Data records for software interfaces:
━━━
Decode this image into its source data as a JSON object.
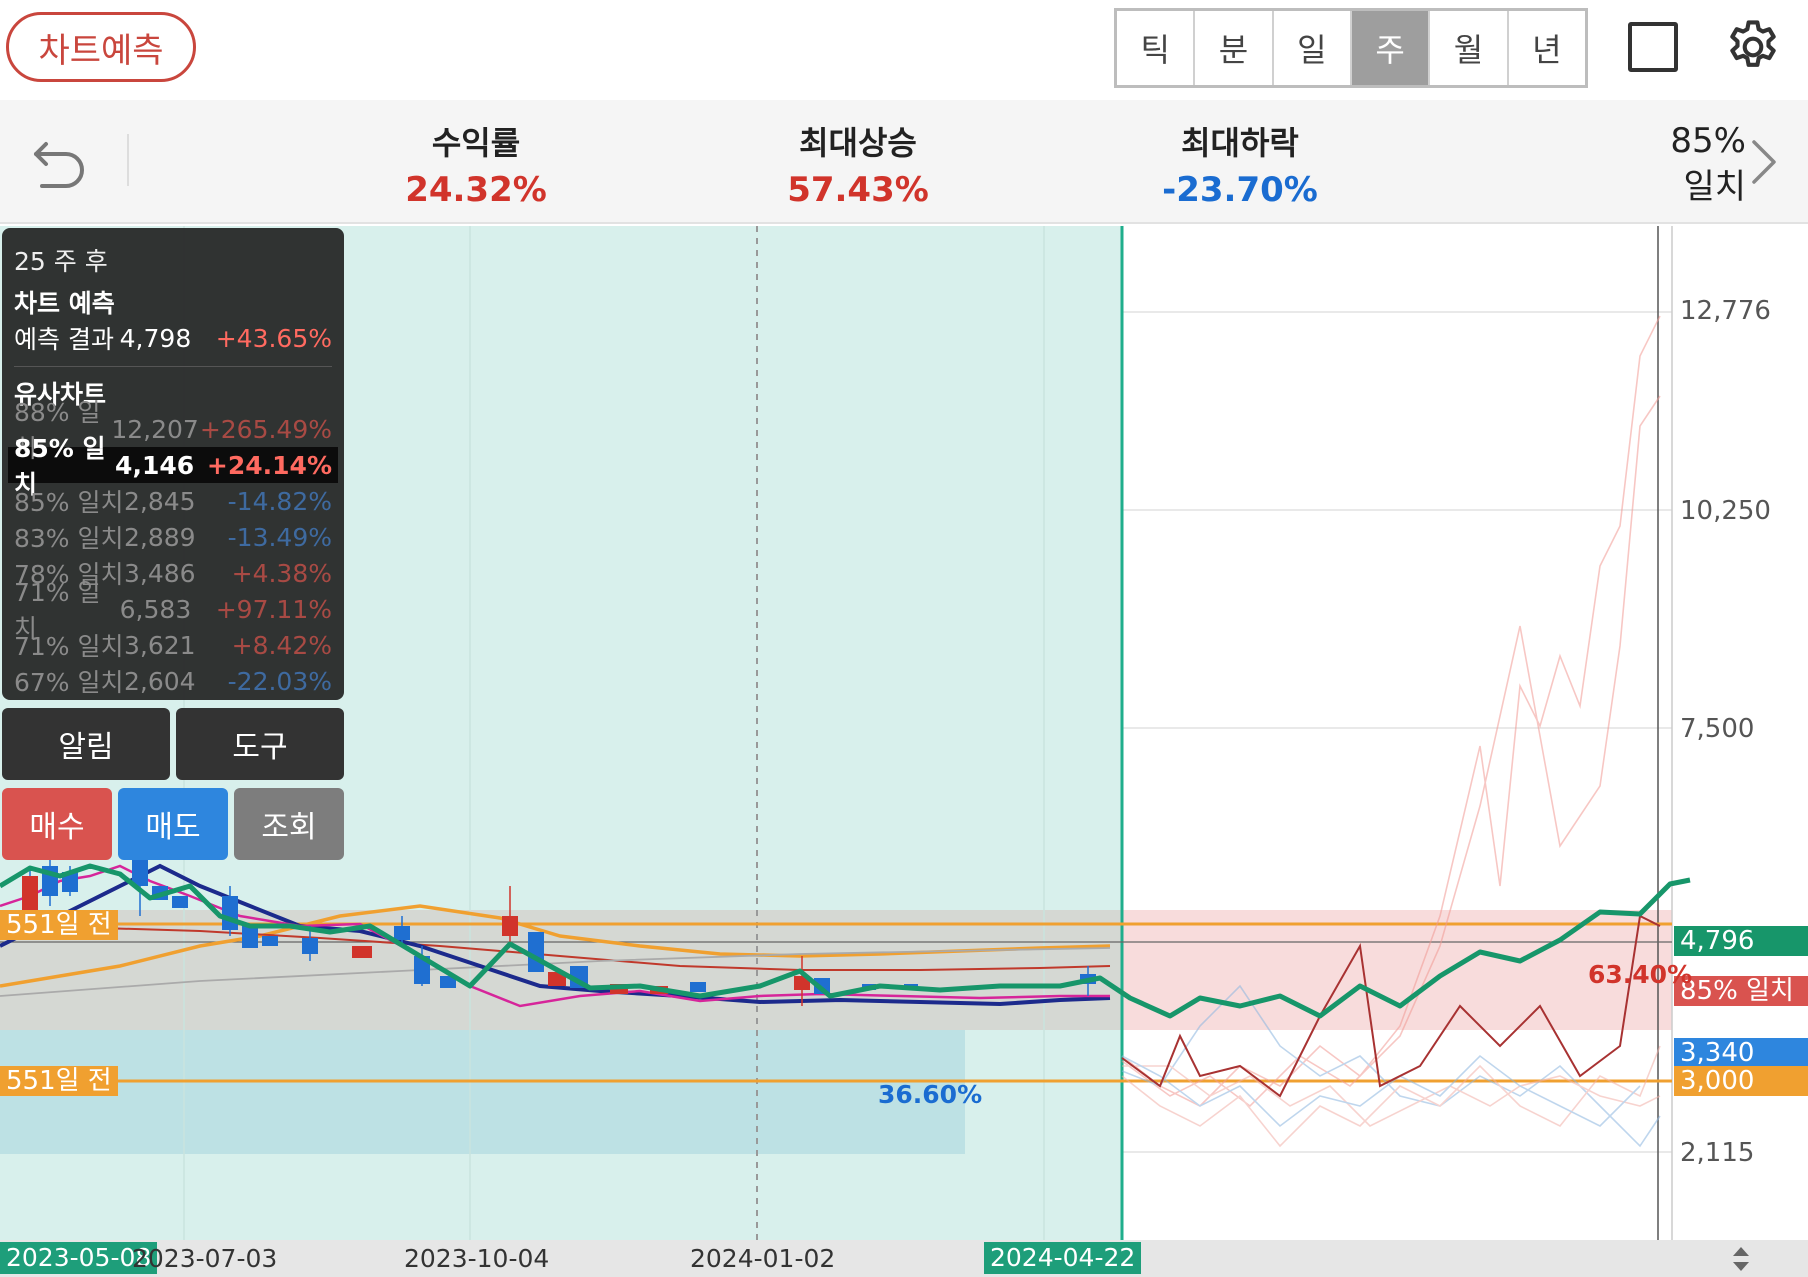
{
  "topbar": {
    "predict_label": "차트예측",
    "periods": [
      "틱",
      "분",
      "일",
      "주",
      "월",
      "년"
    ],
    "active_period": "주"
  },
  "stats": {
    "return_label": "수익률",
    "return_value": "24.32%",
    "max_rise_label": "최대상승",
    "max_rise_value": "57.43%",
    "max_drop_label": "최대하락",
    "max_drop_value": "-23.70%",
    "match_pct": "85%",
    "match_label": "일치"
  },
  "panel": {
    "weeks": "25 주 후",
    "title": "차트 예측",
    "result_label": "예측 결과",
    "result_price": "4,798",
    "result_change": "+43.65%",
    "similar_title": "유사차트",
    "rows": [
      {
        "match": "88% 일치",
        "price": "12,207",
        "change": "+265.49%",
        "dir": "pos"
      },
      {
        "match": "85% 일치",
        "price": "4,146",
        "change": "+24.14%",
        "dir": "pos",
        "selected": true
      },
      {
        "match": "85% 일치",
        "price": "2,845",
        "change": "-14.82%",
        "dir": "neg"
      },
      {
        "match": "83% 일치",
        "price": "2,889",
        "change": "-13.49%",
        "dir": "neg"
      },
      {
        "match": "78% 일치",
        "price": "3,486",
        "change": "+4.38%",
        "dir": "pos"
      },
      {
        "match": "71% 일치",
        "price": "6,583",
        "change": "+97.11%",
        "dir": "pos"
      },
      {
        "match": "71% 일치",
        "price": "3,621",
        "change": "+8.42%",
        "dir": "pos"
      },
      {
        "match": "67% 일치",
        "price": "2,604",
        "change": "-22.03%",
        "dir": "neg"
      }
    ]
  },
  "buttons": {
    "alert": "알림",
    "tools": "도구",
    "buy": "매수",
    "sell": "매도",
    "inquiry": "조회"
  },
  "chart": {
    "y_ticks": [
      "12,776",
      "10,250",
      "7,500",
      "2,115"
    ],
    "price_tags": {
      "current": "4,796",
      "match_label": "85% 일치",
      "low_a": "3,340",
      "low_b": "3,000"
    },
    "band_labels": {
      "upper": "551일 전",
      "lower": "551일 전"
    },
    "range_pct": "36.60%",
    "forecast_pct": "63.40%",
    "x_labels": [
      "2023-05-08",
      "2023-07-03",
      "2023-10-04",
      "2024-01-02",
      "2024-04-22"
    ],
    "colors": {
      "up": "#d1342b",
      "down": "#1f6fd1",
      "forecast": "#1a9a6c",
      "band": "#f0a030"
    }
  },
  "chart_data": {
    "type": "line",
    "x": [
      "2023-05-08",
      "2023-07-03",
      "2023-10-04",
      "2024-01-02",
      "2024-04-22"
    ],
    "ylim": [
      1500,
      13500
    ],
    "y_ticks": [
      2115,
      3000,
      3340,
      4796,
      7500,
      10250,
      12776
    ],
    "series": [
      {
        "name": "85% 일치",
        "values": [
          3340,
          3200,
          3450,
          3700,
          4146
        ]
      }
    ]
  }
}
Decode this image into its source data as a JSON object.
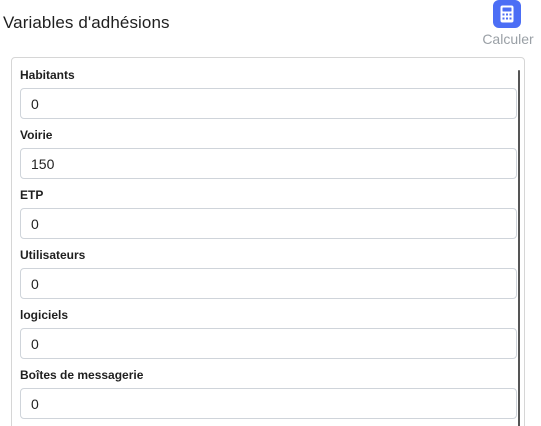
{
  "header": {
    "title": "Variables d'adhésions"
  },
  "toolbar": {
    "calculate_label": "Calculer",
    "calculate_icon": "calculator-icon",
    "accent_color": "#4c6ef5"
  },
  "fields": [
    {
      "label": "Habitants",
      "value": "0"
    },
    {
      "label": "Voirie",
      "value": "150"
    },
    {
      "label": "ETP",
      "value": "0"
    },
    {
      "label": "Utilisateurs",
      "value": "0"
    },
    {
      "label": "logiciels",
      "value": "0"
    },
    {
      "label": "Boîtes de messagerie",
      "value": "0"
    }
  ]
}
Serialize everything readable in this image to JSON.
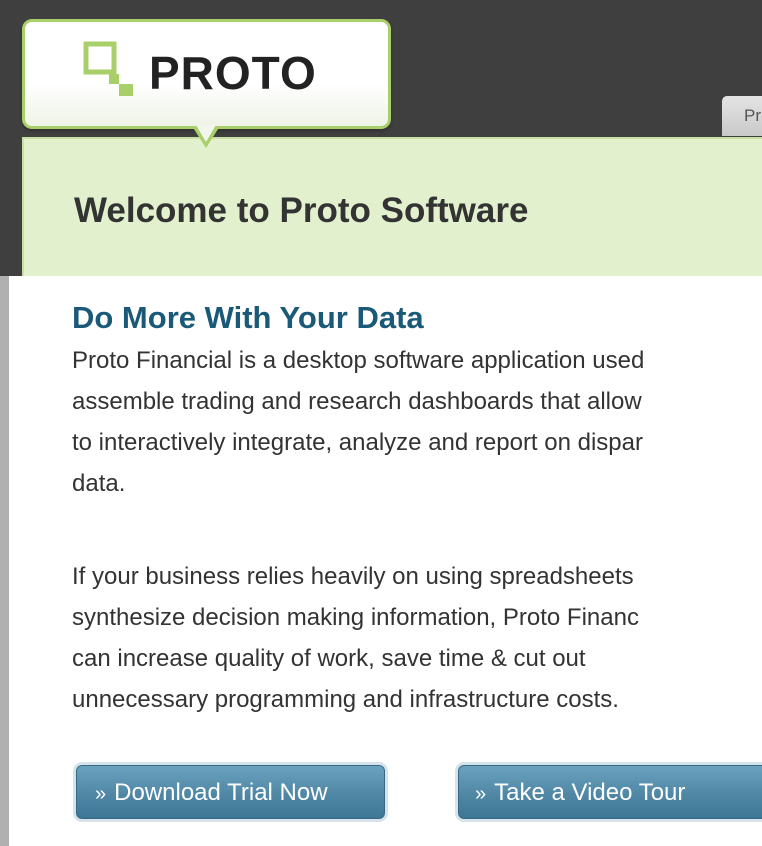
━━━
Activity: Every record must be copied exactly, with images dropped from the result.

Task solution:
Decode this image into its source data as a JSON object.
{
  "topbar": {
    "predict_label": "차트예측",
    "periods": [
      "틱",
      "분",
      "일",
      "주",
      "월",
      "년"
    ],
    "active_period": "주"
  },
  "stats": {
    "return_label": "수익률",
    "return_value": "24.32%",
    "max_rise_label": "최대상승",
    "max_rise_value": "57.43%",
    "max_drop_label": "최대하락",
    "max_drop_value": "-23.70%",
    "match_pct": "85%",
    "match_label": "일치"
  },
  "panel": {
    "weeks": "25 주 후",
    "title": "차트 예측",
    "result_label": "예측 결과",
    "result_price": "4,798",
    "result_change": "+43.65%",
    "similar_title": "유사차트",
    "rows": [
      {
        "match": "88% 일치",
        "price": "12,207",
        "change": "+265.49%",
        "dir": "pos"
      },
      {
        "match": "85% 일치",
        "price": "4,146",
        "change": "+24.14%",
        "dir": "pos",
        "selected": true
      },
      {
        "match": "85% 일치",
        "price": "2,845",
        "change": "-14.82%",
        "dir": "neg"
      },
      {
        "match": "83% 일치",
        "price": "2,889",
        "change": "-13.49%",
        "dir": "neg"
      },
      {
        "match": "78% 일치",
        "price": "3,486",
        "change": "+4.38%",
        "dir": "pos"
      },
      {
        "match": "71% 일치",
        "price": "6,583",
        "change": "+97.11%",
        "dir": "pos"
      },
      {
        "match": "71% 일치",
        "price": "3,621",
        "change": "+8.42%",
        "dir": "pos"
      },
      {
        "match": "67% 일치",
        "price": "2,604",
        "change": "-22.03%",
        "dir": "neg"
      }
    ]
  },
  "buttons": {
    "alert": "알림",
    "tools": "도구",
    "buy": "매수",
    "sell": "매도",
    "inquiry": "조회"
  },
  "chart": {
    "y_ticks": [
      "12,776",
      "10,250",
      "7,500",
      "2,115"
    ],
    "price_tags": {
      "current": "4,796",
      "match_label": "85% 일치",
      "low_a": "3,340",
      "low_b": "3,000"
    },
    "band_labels": {
      "upper": "551일 전",
      "lower": "551일 전"
    },
    "range_pct": "36.60%",
    "forecast_pct": "63.40%",
    "x_labels": [
      "2023-05-08",
      "2023-07-03",
      "2023-10-04",
      "2024-01-02",
      "2024-04-22"
    ],
    "colors": {
      "up": "#d1342b",
      "down": "#1f6fd1",
      "forecast": "#1a9a6c",
      "band": "#f0a030"
    }
  },
  "chart_data": {
    "type": "line",
    "x": [
      "2023-05-08",
      "2023-07-03",
      "2023-10-04",
      "2024-01-02",
      "2024-04-22"
    ],
    "ylim": [
      1500,
      13500
    ],
    "y_ticks": [
      2115,
      3000,
      3340,
      4796,
      7500,
      10250,
      12776
    ],
    "series": [
      {
        "name": "85% 일치",
        "values": [
          3340,
          3200,
          3450,
          3700,
          4146
        ]
      }
    ]
  }
}
Decode this image into its source data as a JSON object.
{
  "header": {
    "title": "Variables d'adhésions"
  },
  "toolbar": {
    "calculate_label": "Calculer",
    "calculate_icon": "calculator-icon",
    "accent_color": "#4c6ef5"
  },
  "fields": [
    {
      "label": "Habitants",
      "value": "0"
    },
    {
      "label": "Voirie",
      "value": "150"
    },
    {
      "label": "ETP",
      "value": "0"
    },
    {
      "label": "Utilisateurs",
      "value": "0"
    },
    {
      "label": "logiciels",
      "value": "0"
    },
    {
      "label": "Boîtes de messagerie",
      "value": "0"
    }
  ]
}
Serialize everything readable in this image to JSON.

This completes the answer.